PARLIAMENT heard this week how a former school nutritionprogramme director was awarded a R30million textbook contract by theDepartment of Education.
Cynthia Mpati, who now works for the KwaZulu-Natal education department, was a shareholder of Afribooks, which won a R30303249 tender to supply the department with foundation phase books. She was also a director of the company that owned Afribooks.
She failed to mention her connection to Afribooks on a mandatory financial disclosure form that all senior department officials were required to submit.
Mpati was caught out only after the auditor-general uncovered that more than 2000 public servants had received more than R600million from doing business with the government.
Like most countries, South Africa has mechanisms in place to try to deal with the issue of conflict of interest and the abuse of public office by individuals for personal gain.
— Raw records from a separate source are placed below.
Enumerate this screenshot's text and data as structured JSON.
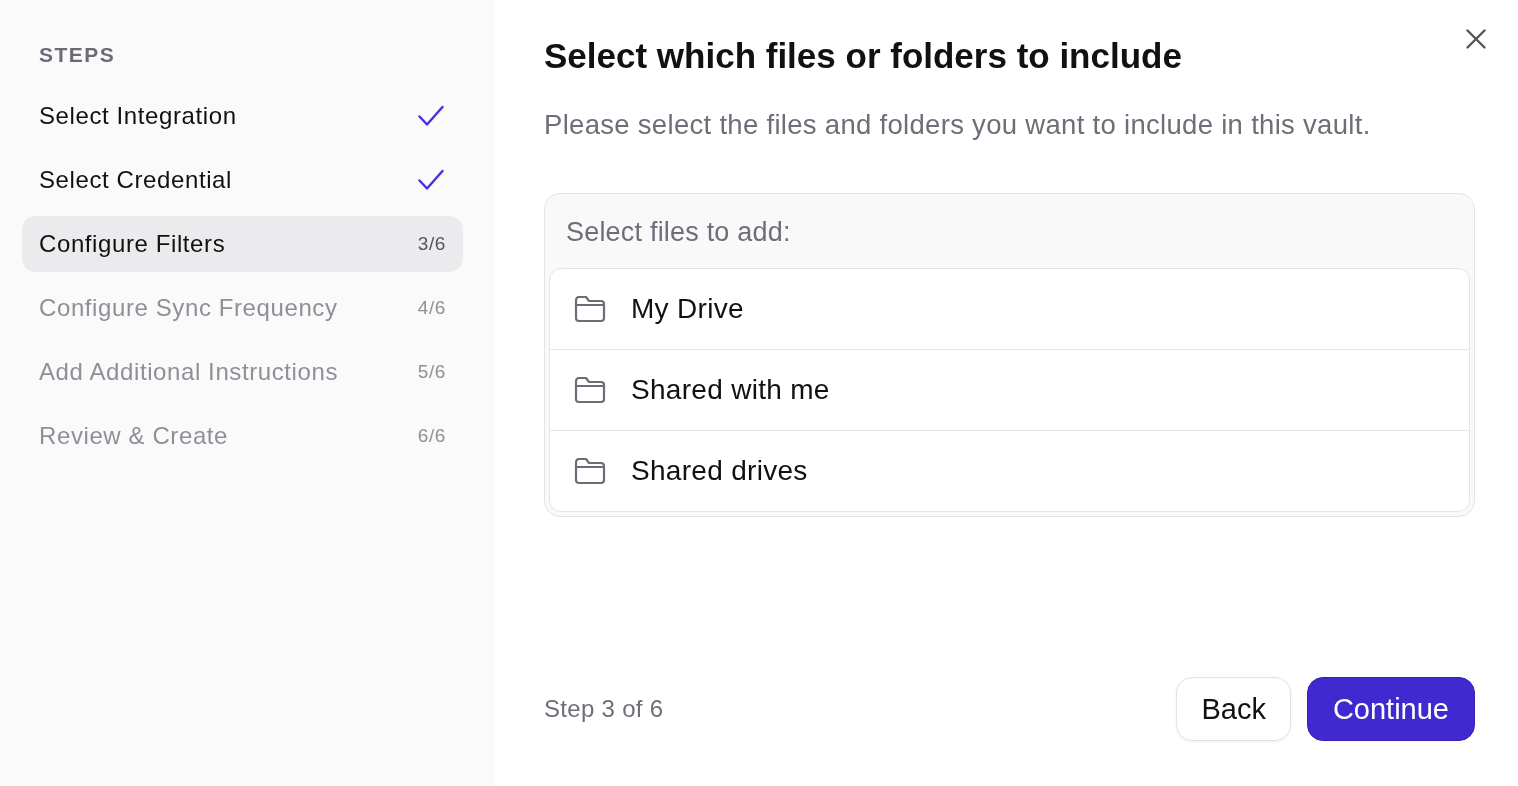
{
  "sidebar": {
    "heading": "STEPS",
    "steps": [
      {
        "label": "Select Integration",
        "completed": true,
        "selected": false
      },
      {
        "label": "Select Credential",
        "completed": true,
        "selected": false
      },
      {
        "label": "Configure Filters",
        "counter": "3/6",
        "completed": false,
        "selected": true
      },
      {
        "label": "Configure Sync Frequency",
        "counter": "4/6",
        "completed": false,
        "selected": false
      },
      {
        "label": "Add Additional Instructions",
        "counter": "5/6",
        "completed": false,
        "selected": false
      },
      {
        "label": "Review & Create",
        "counter": "6/6",
        "completed": false,
        "selected": false
      }
    ]
  },
  "dialog": {
    "title": "Select which files or folders to include",
    "subtitle": "Please select the files and folders you want to include in this vault."
  },
  "file_picker": {
    "label": "Select files to add:",
    "items": [
      {
        "label": "My Drive"
      },
      {
        "label": "Shared with me"
      },
      {
        "label": "Shared drives"
      }
    ]
  },
  "footer": {
    "step_text": "Step 3 of 6",
    "buttons": [
      {
        "label": "Back",
        "kind": "secondary"
      },
      {
        "label": "Continue",
        "kind": "primary"
      }
    ]
  }
}
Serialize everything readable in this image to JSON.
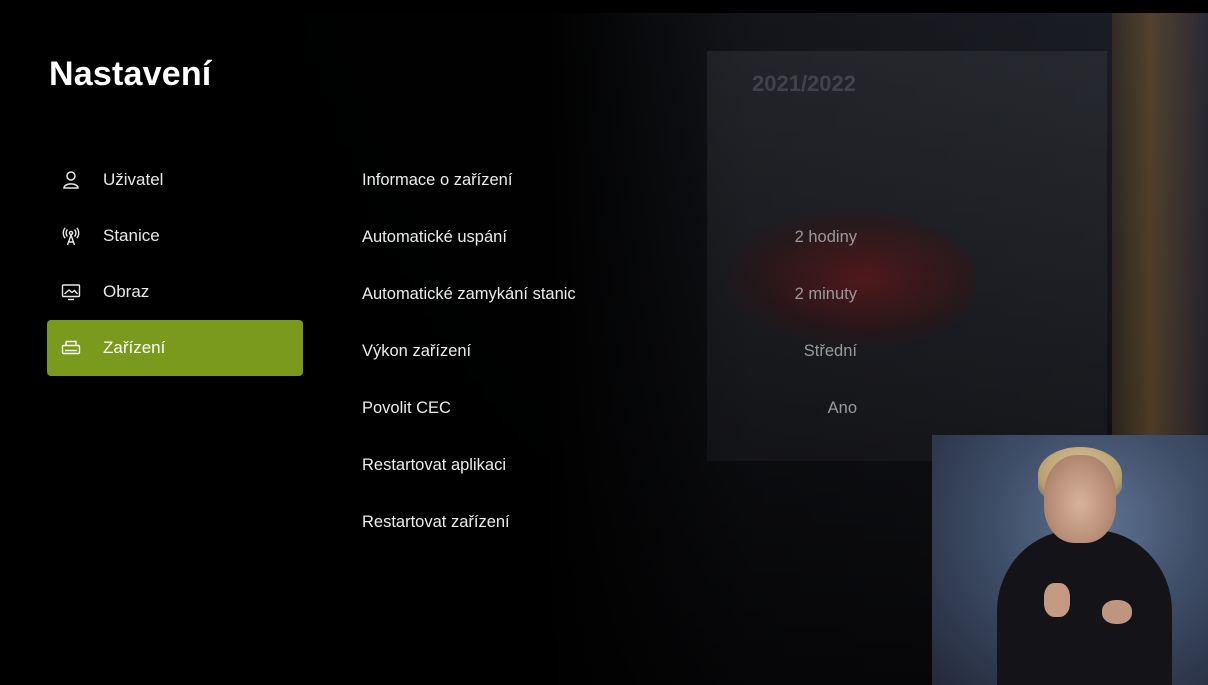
{
  "page": {
    "title": "Nastavení"
  },
  "sidebar": {
    "items": [
      {
        "label": "Uživatel",
        "icon": "user-icon",
        "active": false
      },
      {
        "label": "Stanice",
        "icon": "antenna-icon",
        "active": false
      },
      {
        "label": "Obraz",
        "icon": "picture-icon",
        "active": false
      },
      {
        "label": "Zařízení",
        "icon": "device-icon",
        "active": true
      }
    ]
  },
  "options": {
    "items": [
      {
        "label": "Informace o zařízení",
        "value": ""
      },
      {
        "label": "Automatické uspání",
        "value": "2 hodiny"
      },
      {
        "label": "Automatické zamykání stanic",
        "value": "2 minuty"
      },
      {
        "label": "Výkon zařízení",
        "value": "Střední"
      },
      {
        "label": "Povolit CEC",
        "value": "Ano"
      },
      {
        "label": "Restartovat aplikaci",
        "value": ""
      },
      {
        "label": "Restartovat zařízení",
        "value": ""
      }
    ]
  },
  "background": {
    "slide_title": "2021/2022"
  },
  "colors": {
    "accent": "#7a9a1e",
    "text": "#ffffff",
    "value_text": "#9a9a9a"
  }
}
For example, Section 17 of the Corrupt Activities Act stipulates that any person in the public service, who without prior managerial consent, knowingly acquires or holds a private interest in any contract, agreement or investment from or connected with the department, component or office in which he or she is employed, is guilty of an offence.
Mpati is apparently one of the public servants who has fallen foul of this provision.
The response given by education director-general Duncan Hindle to Mpati's case is also an indication of how dire the situation is.
Hindle told Parliament he could not take responsibility for what provincial education staff did.
Recent hearings at the Standing Committee on Public Accounts revealed that investigations by the Public Service Commission and the Auditor-General over the past years found large numbers of serious breaches involving the payment of large amounts of taxpayers' money to businesses of public servants, friends and families.
In fact, the investigations revealed that there was a regression in the disclosure and monitoring of conflicts of interest. In some cases non-compliance had become habitual, with about 10 percent of senior managers refusing to disclose their financial interests.
Unfortunately, no evidence of remedial or disciplinary action was recorded.
Hindle also suggested that as Mpati's job had nothing to do with procurement, there was no conflict of interest. He also said Mpati's conduct was not illegal.
Education portfolio committee chairperson Fatima Chohan-Kota pointed out, correctly, that Mpati had the inside knowledge of the department.
"Even if they don't participate directly, you have no sense of the relationships within the department and how it affects the outcomes."
One of the most succinct descriptions of conflict of interest written recently was by Australian public service ombudsman GE Brouwder.
"Conflict of interest simply describes a situation of divided loyalties. This involves public servants having their bread buttered both sides," he wrote in a 2008 report on ethics in the public sector.
"It is an important factor in the weakening of citizens' trust in public institutions worldwide and the democratic systems broadly."
According to the Auditor-General's report, Mpati is one of public servants who "had their bread buttered both sides".
In his description Brouwder raised an important issue of how conflict of interest undermines trust in public institutions - the issue of perception.
Perception, he wrote, "is a critical aspect of the notion of public interest.
It is not only sufficient for public servants to declare a conflict of interest. They must also be seen to avoid situations where they might be perceived as being influenced by private interest."
As South Africans, we can learn from Brouwder that the issue of perception must become part of the debate about banning public servants from moonlighting.
It is important to accept that taxpayers expect higher standards of morality from public servants than (they do) from businesspeople.